Better yet, there's a thumb-strain protector built into the program: You can reply to e-mail with voice messages. Your correspondents get a link in their reply that whisks them off to Voice Genesis servers, where they can play the reply using a regular browser and media player. They can even download the voice message, if you're in particularly good voice that day. The service costs about five bucks a month on top of a regular cell phone bill and is available on the networks of Verizon Wireless, Alltel, Cellular One, and a few others. Later this year, when the client software is available in a Java format, the number of carriers will no doubt increase, along with the number of phone models that support it.
As a veteran sufferer of several mobile browsing solutions, I have to say it: the Web just ain't mobile enough. I've tried to make sense of browsing with V Cast and mMode phones, Wi-Fi and Bluetooth-enabled Axims and iPaqs, and it leaves me wanting more every time. The screens are too small to make sense of the pages I want to visit.
And forget about entering a URL. They're hard enough to get right on a regular keyboard. Don't bother trying to add a tilde, a colon, and an underscore using a handheld pen computer or a mobile phone. I haven't suffered so much frustration with a keyboard since a handsaw nearly took off my thumb and I had to type with my right hand in a splint.
The Web just ain't mobile enough. I've tried to make sense of browsing with V Cast and mMode phones, Wi-Fi and Bluetooth-enabled Axims and iPaqs, and it leaves me wanting more every time.

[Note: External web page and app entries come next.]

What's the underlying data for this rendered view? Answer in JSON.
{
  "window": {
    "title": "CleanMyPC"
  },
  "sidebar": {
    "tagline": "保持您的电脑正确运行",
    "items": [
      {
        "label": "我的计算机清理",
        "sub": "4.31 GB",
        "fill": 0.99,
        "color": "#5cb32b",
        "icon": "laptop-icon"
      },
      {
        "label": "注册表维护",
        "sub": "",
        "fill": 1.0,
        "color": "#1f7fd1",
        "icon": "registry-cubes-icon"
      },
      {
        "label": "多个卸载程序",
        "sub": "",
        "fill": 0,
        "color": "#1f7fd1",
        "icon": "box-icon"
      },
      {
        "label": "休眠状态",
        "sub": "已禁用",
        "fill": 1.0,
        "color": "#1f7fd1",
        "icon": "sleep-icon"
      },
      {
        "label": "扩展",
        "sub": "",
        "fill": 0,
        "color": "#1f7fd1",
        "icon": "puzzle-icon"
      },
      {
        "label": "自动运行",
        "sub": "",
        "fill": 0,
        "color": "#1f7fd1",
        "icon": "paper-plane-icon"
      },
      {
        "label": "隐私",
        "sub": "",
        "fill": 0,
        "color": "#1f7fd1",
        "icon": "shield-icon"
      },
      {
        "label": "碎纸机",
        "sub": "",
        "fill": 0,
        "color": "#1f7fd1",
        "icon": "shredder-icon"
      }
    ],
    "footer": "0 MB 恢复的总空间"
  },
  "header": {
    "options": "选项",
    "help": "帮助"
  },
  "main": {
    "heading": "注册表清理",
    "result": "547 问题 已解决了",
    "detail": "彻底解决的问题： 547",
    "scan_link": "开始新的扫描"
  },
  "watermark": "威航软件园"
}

For people in range of a Wi-Fi hot spot, the Nokia N770 Internet Tablet could be a real boon here, with its large browsing and data entry screen. And the thumb keypad on the upcoming Pepper Pad should facilitate typing URLs in a tablet-based browsing experience. But that's still relying on Wi-Fi access rather than real roaming capabilities.
I guess the real paperback moment for mobile Web browsing is still in the future. I'm holding out hope for something based around the much-touted third-generation (3G) cellular technology and its promise of wireless broadband data services on mobile phones. The promise of anything from 144Kbps to 2.4Mbps service is tempting, ranging as it does from three times the speed of landline dial-up to almost cable-modem speeds.

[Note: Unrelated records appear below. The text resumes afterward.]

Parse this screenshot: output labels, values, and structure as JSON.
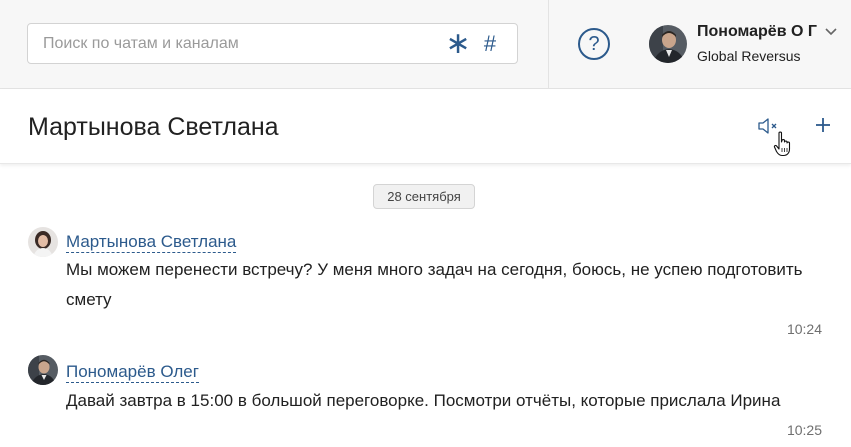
{
  "search": {
    "placeholder": "Поиск по чатам и каналам",
    "value": "",
    "filter_icons": [
      "asterisk-icon",
      "hash-icon"
    ],
    "hash_symbol": "#"
  },
  "header": {
    "help_symbol": "?",
    "user": {
      "name": "Пономарёв О Г",
      "org": "Global Reversus"
    }
  },
  "chat": {
    "title": "Мартынова Светлана",
    "actions": [
      "mute-icon",
      "plus-icon"
    ]
  },
  "date_separator": "28 сентября",
  "messages": [
    {
      "author": "Мартынова Светлана",
      "text": "Мы можем перенести встречу? У меня много задач на сегодня, боюсь, не успею подготовить смету",
      "time": "10:24"
    },
    {
      "author": "Пономарёв Олег",
      "text": "Давай завтра в 15:00 в большой переговорке. Посмотри отчёты, которые прислала Ирина",
      "time": "10:25"
    }
  ],
  "colors": {
    "accent": "#2c5a8c",
    "topbar_bg": "#f7f7f7",
    "text": "#212121",
    "muted": "#6f6f6f"
  }
}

But that'll have to wait for at least a year. At present, 3G is not exactly pervasive. Many new models of phones are able to support it, true, but only two carriers offer it in the United States (Verizon Wireless and Cingular/AT&T Wireless), and it's been rolled out in fewer than three dozen cities. Great if you happen to spend your entire life in one of those cities, not so great otherwise. And the prices are way off the Penguin paperback pack-of-smokes scale at an incremental $15 to $25 per month. With anticipated service in "most major markets" by the end of 2006, maybe 3G will provide the platform for a really compelling mobile browsing experience. But it'll take more than a 3-inch-square screen and a phone keypad for text entry to make it as convenient as a paperback.
Is cell phone e-mail really so convenient? Does your handheld hold its own against your notebook in the surfing stakes? How is your 3G browsing experience? Let Matt Lake know your Web acceleration tips in the TalkBack section below.